** Opening DATA PROVIDED block **

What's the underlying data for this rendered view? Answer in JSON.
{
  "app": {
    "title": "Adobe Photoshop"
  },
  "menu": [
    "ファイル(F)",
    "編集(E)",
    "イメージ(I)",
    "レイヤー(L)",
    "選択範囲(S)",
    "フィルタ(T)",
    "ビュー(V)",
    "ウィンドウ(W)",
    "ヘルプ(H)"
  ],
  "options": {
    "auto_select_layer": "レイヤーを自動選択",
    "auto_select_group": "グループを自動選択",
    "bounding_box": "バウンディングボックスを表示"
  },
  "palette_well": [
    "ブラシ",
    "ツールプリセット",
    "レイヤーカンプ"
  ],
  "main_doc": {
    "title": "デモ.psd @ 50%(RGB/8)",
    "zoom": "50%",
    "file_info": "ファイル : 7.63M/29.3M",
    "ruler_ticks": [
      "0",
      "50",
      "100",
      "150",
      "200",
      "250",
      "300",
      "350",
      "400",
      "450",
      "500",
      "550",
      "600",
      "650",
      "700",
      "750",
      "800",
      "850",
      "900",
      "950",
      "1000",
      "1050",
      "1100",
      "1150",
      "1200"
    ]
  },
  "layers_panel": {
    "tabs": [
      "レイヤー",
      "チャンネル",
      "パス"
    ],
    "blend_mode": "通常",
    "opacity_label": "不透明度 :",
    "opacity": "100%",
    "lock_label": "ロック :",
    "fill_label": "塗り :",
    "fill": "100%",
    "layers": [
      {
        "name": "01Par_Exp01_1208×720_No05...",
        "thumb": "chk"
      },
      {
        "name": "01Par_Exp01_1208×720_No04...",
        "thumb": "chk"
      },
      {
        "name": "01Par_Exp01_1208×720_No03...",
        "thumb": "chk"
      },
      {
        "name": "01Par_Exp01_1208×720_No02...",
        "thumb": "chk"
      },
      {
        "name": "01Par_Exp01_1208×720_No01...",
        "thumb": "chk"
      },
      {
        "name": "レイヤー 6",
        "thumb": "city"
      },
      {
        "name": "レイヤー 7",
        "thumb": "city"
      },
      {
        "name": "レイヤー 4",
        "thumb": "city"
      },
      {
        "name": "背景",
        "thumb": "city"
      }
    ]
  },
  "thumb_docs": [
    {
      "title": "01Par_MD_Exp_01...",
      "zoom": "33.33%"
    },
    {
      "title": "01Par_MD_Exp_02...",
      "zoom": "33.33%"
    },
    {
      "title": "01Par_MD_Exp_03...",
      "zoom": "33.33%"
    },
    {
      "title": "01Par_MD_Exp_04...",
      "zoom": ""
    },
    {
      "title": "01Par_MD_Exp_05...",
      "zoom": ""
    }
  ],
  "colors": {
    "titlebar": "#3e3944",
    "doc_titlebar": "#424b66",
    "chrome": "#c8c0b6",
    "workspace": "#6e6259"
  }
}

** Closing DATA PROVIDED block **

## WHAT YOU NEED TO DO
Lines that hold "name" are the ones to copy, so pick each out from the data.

## SOLUTION FOR THIS PROBLEM
        "name": "01Par_Exp01_1208×720_No05...",
        "name": "01Par_Exp01_1208×720_No04...",
        "name": "01Par_Exp01_1208×720_No03...",
        "name": "01Par_Exp01_1208×720_No02...",
        "name": "01Par_Exp01_1208×720_No01...",
        "name": "レイヤー 6",
        "name": "レイヤー 7",
        "name": "レイヤー 4",
        "name": "背景",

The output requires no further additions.